In general, the philosophy of this document developed in the bowels of EU agencies shows that many EU politicians would like to develop cooperation solely on the basis of their own convictions which they hold to be the only right ones, while continuing to refashion the world as they see fit, proceeding from their understanding of which values are true. And they believe that if they fail, they must fence themselves off with dividing lines, ultimatums, and illegal unilateral sanctions that violate international law. It is hard to see the document’s forecast of a further deterioration of relations between Russia and the EU as anything other than evidence of an unwillingness to renounce this archaic approach, the ideology of bloc confrontation and their own “domination”, “rectitude in all things”, and “exceptionalism”. It is glaringly obvious how the EU is, by inertia, following in the conceptual wake of NATO and the United States. The document devotes much attention to coordinating actions with them as regards Russia. What kind of “strategic autonomy” can there be in this case?
We are open to cooperation with the EU on the principles of equality and mutual respect. We are not seeking to avoid the painstaking work of searching for points of overlap for the benefit of all residents of Europe (the document admits that Russia and the EU are bound by common history, geography and people-to-people contacts). Unfortunately, this is admitted only on paper. The EU does not back this up with practical actions. Meanwhile, we are guided by the fundamental Helsinki principles of non-interference in internal affairs, cooperation between states and conscientious implementation of commitments under international law. Our future agenda should not consist solely of our existing differences. They are not the only issue worth dealing with.

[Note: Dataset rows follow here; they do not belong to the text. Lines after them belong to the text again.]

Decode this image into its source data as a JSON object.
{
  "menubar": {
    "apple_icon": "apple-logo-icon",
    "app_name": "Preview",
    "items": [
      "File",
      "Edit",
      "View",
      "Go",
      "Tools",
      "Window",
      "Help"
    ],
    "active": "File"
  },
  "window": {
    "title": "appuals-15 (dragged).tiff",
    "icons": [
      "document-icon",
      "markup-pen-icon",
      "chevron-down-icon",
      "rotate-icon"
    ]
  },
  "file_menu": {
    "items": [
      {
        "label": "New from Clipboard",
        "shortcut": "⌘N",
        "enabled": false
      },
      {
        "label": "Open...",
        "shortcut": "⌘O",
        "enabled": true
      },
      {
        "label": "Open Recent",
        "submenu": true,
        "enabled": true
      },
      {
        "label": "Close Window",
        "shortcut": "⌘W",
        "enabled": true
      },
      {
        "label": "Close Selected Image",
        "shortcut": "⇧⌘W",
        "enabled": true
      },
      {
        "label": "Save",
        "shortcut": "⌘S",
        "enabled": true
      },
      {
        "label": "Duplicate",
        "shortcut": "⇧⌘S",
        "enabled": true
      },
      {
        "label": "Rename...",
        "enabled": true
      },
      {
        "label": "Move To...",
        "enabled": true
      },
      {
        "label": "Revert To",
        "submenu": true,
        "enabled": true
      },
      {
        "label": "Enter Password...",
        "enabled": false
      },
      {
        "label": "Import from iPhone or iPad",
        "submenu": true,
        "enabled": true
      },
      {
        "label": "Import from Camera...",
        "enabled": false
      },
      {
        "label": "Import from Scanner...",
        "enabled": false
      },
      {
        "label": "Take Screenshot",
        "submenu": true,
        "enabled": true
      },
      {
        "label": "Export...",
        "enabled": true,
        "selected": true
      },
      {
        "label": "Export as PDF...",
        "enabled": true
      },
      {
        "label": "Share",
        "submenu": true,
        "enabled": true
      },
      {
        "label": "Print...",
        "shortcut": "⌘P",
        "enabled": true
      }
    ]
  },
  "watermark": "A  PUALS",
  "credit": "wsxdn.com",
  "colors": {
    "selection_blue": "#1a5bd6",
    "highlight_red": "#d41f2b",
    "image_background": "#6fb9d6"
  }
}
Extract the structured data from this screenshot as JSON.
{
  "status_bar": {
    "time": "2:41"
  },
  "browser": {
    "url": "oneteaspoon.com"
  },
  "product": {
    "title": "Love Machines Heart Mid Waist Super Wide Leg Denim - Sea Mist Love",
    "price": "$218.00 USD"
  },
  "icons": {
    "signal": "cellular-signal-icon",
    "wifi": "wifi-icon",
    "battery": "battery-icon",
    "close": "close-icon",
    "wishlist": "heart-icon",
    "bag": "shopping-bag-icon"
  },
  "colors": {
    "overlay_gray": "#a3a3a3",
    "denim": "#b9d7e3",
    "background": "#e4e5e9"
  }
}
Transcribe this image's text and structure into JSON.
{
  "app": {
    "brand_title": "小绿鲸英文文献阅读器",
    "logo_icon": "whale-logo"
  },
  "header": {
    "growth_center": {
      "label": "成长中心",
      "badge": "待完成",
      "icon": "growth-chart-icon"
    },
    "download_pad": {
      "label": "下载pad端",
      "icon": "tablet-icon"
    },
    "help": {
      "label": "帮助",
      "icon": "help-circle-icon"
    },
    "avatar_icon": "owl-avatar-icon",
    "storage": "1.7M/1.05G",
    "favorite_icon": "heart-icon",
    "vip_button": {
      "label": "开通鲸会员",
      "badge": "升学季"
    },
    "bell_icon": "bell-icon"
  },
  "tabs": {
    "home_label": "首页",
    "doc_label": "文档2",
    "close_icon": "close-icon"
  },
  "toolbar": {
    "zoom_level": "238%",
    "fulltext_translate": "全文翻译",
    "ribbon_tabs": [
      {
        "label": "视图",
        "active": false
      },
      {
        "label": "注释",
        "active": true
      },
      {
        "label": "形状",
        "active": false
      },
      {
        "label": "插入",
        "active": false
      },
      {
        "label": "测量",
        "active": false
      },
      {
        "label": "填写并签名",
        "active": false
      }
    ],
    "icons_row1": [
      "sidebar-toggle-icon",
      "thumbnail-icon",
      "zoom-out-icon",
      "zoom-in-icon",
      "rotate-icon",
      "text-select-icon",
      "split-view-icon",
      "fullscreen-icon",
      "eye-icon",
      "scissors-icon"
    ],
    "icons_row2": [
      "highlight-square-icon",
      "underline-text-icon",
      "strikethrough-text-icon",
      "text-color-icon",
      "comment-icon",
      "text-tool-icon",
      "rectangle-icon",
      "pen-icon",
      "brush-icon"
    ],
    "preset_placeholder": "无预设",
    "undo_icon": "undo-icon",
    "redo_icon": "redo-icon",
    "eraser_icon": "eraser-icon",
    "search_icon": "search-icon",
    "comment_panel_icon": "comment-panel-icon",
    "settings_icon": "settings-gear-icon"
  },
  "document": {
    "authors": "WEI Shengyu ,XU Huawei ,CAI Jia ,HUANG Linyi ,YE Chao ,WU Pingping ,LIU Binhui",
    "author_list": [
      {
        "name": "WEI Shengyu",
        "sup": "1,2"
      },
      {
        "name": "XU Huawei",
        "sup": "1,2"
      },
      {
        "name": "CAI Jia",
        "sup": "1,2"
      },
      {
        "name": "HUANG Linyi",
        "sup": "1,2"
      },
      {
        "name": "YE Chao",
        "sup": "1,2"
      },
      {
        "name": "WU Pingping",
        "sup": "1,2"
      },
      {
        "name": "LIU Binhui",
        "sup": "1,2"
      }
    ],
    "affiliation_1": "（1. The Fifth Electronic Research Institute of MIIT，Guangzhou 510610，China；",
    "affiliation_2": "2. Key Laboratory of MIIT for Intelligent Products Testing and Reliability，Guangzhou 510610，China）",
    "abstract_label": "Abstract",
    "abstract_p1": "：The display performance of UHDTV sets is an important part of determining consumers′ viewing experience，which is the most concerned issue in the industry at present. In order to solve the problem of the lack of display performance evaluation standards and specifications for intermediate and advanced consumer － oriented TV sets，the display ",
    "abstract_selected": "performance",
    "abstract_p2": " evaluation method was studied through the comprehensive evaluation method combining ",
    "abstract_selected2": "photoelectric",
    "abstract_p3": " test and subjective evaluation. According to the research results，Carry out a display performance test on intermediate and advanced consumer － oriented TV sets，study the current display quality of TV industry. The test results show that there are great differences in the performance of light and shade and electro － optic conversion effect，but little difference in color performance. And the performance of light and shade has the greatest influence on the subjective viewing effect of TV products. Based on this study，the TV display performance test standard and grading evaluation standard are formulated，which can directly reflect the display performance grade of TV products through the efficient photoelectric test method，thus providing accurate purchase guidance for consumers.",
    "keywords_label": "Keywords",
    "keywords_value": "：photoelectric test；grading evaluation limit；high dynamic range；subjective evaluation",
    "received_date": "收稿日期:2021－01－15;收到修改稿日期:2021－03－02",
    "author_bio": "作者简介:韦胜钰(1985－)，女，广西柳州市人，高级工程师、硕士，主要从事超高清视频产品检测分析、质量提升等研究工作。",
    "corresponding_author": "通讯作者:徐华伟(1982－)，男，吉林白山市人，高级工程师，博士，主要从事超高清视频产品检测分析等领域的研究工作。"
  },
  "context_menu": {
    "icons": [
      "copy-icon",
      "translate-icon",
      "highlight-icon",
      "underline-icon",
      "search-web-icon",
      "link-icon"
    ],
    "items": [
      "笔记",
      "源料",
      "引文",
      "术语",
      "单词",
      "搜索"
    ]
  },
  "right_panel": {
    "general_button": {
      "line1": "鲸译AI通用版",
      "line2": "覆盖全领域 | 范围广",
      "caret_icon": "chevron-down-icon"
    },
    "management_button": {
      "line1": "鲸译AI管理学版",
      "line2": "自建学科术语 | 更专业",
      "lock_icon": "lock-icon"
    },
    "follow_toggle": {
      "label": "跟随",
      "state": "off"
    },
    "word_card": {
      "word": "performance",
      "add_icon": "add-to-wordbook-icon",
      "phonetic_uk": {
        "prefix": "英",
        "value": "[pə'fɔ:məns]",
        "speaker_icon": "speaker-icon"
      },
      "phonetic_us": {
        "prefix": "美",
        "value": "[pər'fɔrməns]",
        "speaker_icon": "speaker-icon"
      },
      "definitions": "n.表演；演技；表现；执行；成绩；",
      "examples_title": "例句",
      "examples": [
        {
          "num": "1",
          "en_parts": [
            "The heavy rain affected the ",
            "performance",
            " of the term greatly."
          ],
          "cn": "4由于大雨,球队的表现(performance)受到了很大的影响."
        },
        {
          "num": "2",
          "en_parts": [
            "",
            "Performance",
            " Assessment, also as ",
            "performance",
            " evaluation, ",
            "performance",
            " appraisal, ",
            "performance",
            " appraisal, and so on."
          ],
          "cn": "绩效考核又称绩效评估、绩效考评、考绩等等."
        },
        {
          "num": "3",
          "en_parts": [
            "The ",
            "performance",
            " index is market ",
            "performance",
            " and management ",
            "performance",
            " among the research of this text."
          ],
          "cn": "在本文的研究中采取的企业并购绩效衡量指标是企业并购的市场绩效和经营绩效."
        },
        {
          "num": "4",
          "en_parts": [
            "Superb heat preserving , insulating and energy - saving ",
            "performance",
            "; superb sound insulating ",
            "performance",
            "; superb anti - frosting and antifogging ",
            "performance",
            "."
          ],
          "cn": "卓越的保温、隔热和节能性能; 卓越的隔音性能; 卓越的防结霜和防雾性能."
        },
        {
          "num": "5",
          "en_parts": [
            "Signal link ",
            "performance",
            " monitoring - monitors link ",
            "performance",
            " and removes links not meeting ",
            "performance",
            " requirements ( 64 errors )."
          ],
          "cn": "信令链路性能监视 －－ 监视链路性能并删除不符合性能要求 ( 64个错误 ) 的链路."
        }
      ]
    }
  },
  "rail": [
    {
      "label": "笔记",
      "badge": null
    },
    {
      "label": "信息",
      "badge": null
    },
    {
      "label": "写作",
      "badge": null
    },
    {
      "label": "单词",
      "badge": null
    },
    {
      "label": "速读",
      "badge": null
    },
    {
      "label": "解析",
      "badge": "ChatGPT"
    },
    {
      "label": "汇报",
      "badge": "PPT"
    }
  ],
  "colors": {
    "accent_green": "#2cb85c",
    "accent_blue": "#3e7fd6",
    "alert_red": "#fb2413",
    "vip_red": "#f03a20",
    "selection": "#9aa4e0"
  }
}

The communication presented by Josep Borrell still shows that the EU understands the importance of Russia-EU dialogue in some areas, such as healthcare, climate change, digital, science and education, countering cross-border challenges and threats, and the settlement of international and regional issues. This list is consonant with our ideas on promising areas of cooperation. We are ready to work together in these areas if Brussels develops the political will for that. But we suggest that those who are responsible for the EU’s policy towards Russia should stop looking at events outside their EU offices through the keyhole of ideological approaches. They should open their eyes to the multilateral and diverse international order in which Russia will continue playing a creative and responsible role in accordance with its national interests. This is what Brussels should do.